Visualising whole-slide images and annotations

Reading the multi-resolution images using standard image tools or libraries is a challenge because these tools are typically designed for images that can comfortably be uncompressed into RAM or a swap file. OpenSlide is a C library that provides a simple interface to read WSIs of different formats.

Automated Slide Analysis Platform (ASAP) is an open source platform developed by DIAG for visualising, annotating and automatically analysing whole-slide histopathology images. ASAP is built on top of several well-developed open source packages like OpenSlide, Qt and OpenCV. We strongly recommend the participants to use this platform for visualising the slides and viewing the annotations.

Accessing the data

The whole-slide images provided in this challenge are standard TIFF files. Standard libraries like OpenSlide can be used to open and read these files. We used ASAP to prepare the data. Its multiresolutionimageinterface C++ library and python package provides an easy to use interface for accessing pixel data in TIFF files efficiently. Only 3 simple steps are necessary to be able to use it in python:

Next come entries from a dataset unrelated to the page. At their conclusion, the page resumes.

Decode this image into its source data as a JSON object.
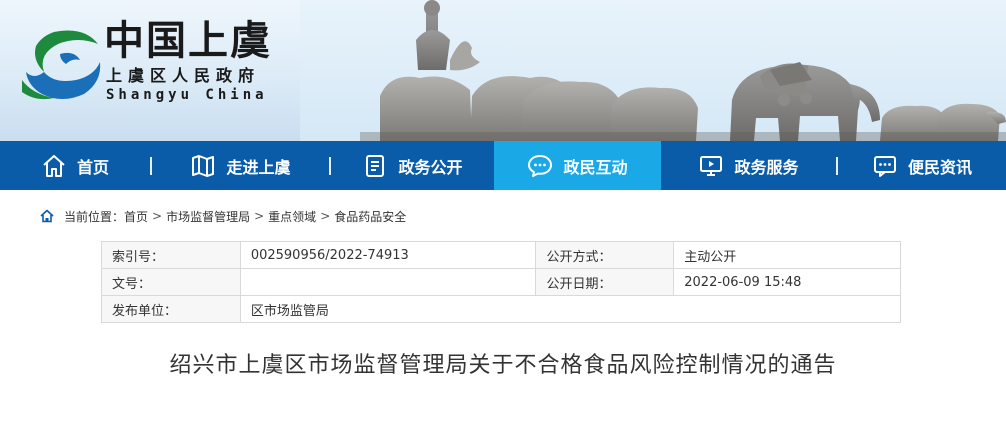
{
  "header": {
    "title": "中国上虞",
    "subtitle": "上虞区人民政府",
    "english": "Shangyu China"
  },
  "nav": {
    "items": [
      {
        "label": "首页",
        "icon": "home-icon"
      },
      {
        "label": "走进上虞",
        "icon": "map-icon"
      },
      {
        "label": "政务公开",
        "icon": "document-icon"
      },
      {
        "label": "政民互动",
        "icon": "chat-icon",
        "active": true
      },
      {
        "label": "政务服务",
        "icon": "monitor-icon"
      },
      {
        "label": "便民资讯",
        "icon": "message-icon"
      }
    ],
    "active_color": "#1aa8e6",
    "bar_color": "#0a5ba8"
  },
  "breadcrumb": {
    "prefix": "当前位置：",
    "items": [
      "首页",
      "市场监督管理局",
      "重点领域",
      "食品药品安全"
    ]
  },
  "meta": {
    "index_label": "索引号：",
    "index_value": "002590956/2022-74913",
    "method_label": "公开方式：",
    "method_value": "主动公开",
    "doc_label": "文号：",
    "doc_value": "",
    "date_label": "公开日期：",
    "date_value": "2022-06-09 15:48",
    "unit_label": "发布单位：",
    "unit_value": "区市场监管局"
  },
  "article": {
    "title": "绍兴市上虞区市场监督管理局关于不合格食品风险控制情况的通告"
  }
}
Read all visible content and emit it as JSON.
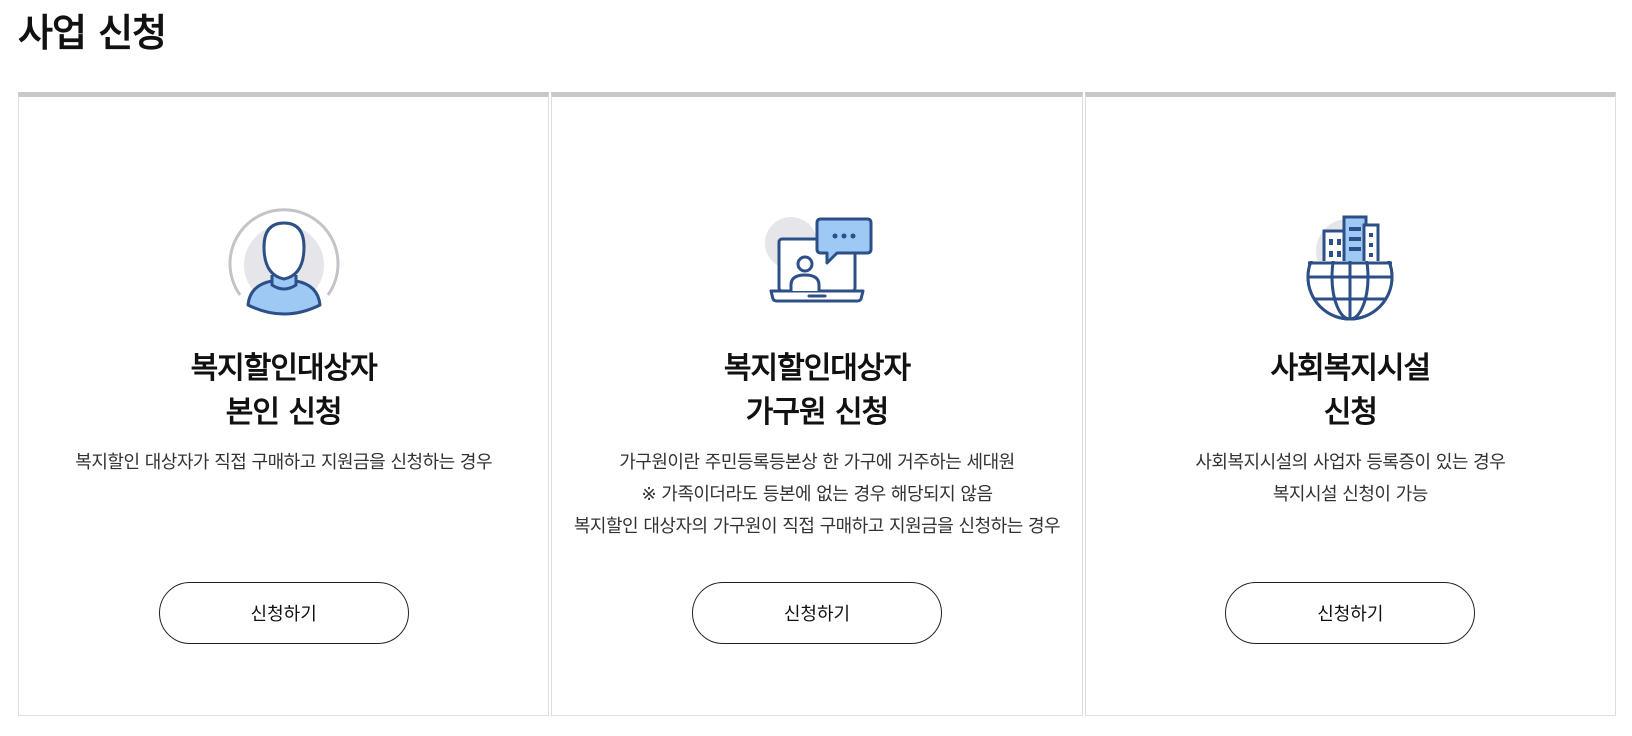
{
  "page": {
    "title": "사업 신청"
  },
  "cards": [
    {
      "icon": "person-icon",
      "title_line1": "복지할인대상자",
      "title_line2": "본인 신청",
      "desc": [
        "복지할인 대상자가 직접 구매하고 지원금을 신청하는 경우"
      ],
      "button": "신청하기"
    },
    {
      "icon": "laptop-chat-icon",
      "title_line1": "복지할인대상자",
      "title_line2": "가구원 신청",
      "desc": [
        "가구원이란 주민등록등본상 한 가구에 거주하는 세대원",
        "※ 가족이더라도 등본에 없는 경우 해당되지 않음",
        "복지할인 대상자의 가구원이 직접 구매하고 지원금을 신청하는 경우"
      ],
      "button": "신청하기"
    },
    {
      "icon": "building-globe-icon",
      "title_line1": "사회복지시설",
      "title_line2": "신청",
      "desc": [
        "사회복지시설의 사업자 등록증이 있는 경우",
        "복지시설 신청이 가능"
      ],
      "button": "신청하기"
    }
  ],
  "colors": {
    "icon_stroke": "#2b4f86",
    "icon_fill": "#9ec9f5",
    "icon_bg": "#e6e6ea",
    "card_top_border": "#c8c8c8"
  }
}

  1. Download and install ASAP.
  2. Configure your PYTHONPATH environment variable to contain the /bin directory path.
  3. Import multiresolutionimageinterface to your python module.

A few things to know about the library and the TIFF image format:

  • The TIFF contains multiple down-sampled versions of the original image. The highest resolution in on level 0.
  • Pixel values can be read in patches from any available level.
  • Pixel indexing is done in (column, row) manner.
  • Regardless of which level a patch is read from the indexing is done on level 0.

The following python code snippet loads a TIFF file and reads a 300 pixel wide, 200 pixel high image patch starting at the (568, 732) XY coordinate on level 2:

import multiresolutionimageinterface as mir
reader = mir.MultiResolutionImageReader()
mr_image ='camelyon17/centre_0/patient_000_node_0.tif')
level = 2
ds = mr_image.getLevelDownsample(level)
image_patch = mr_image.getUCharPatch(int(568 * ds), int(732 * ds), 300, 200, level)


The annotations were made in ASAP. The annotation ROIs are polygons that are stored as an ordered list of vertex (X, Y) pixel coordinates on level 0 of the multi-resolution images.

The following python code snippet converts an annotation into a mask file:

import multiresolutionimageinterface as mir
reader = mir.MultiResolutionImageReader()
mr_image ='camelyon17/centre_0/patient_010_node_4.tif')
annotation_list = mir.AnnotationList()
xml_repository = mir.XmlRepository(annotation_list)
annotation_mask = mir.AnnotationToMask()
camelyon17_type_mask = True
label_map = {'metastases': 1, 'normal': 2} if camelyon17_type_mask else {'_0': 1, '_1': 1, '_2': 0}
conversion_order = ['metastases', 'normal'] if camelyon17_type_mask else  ['_0', '_1', '_2']
annotation_mask.convert(annotation_list, output_path, mr_image.getDimensions(), mr_image.getSpacing(), label_map, conversion_order)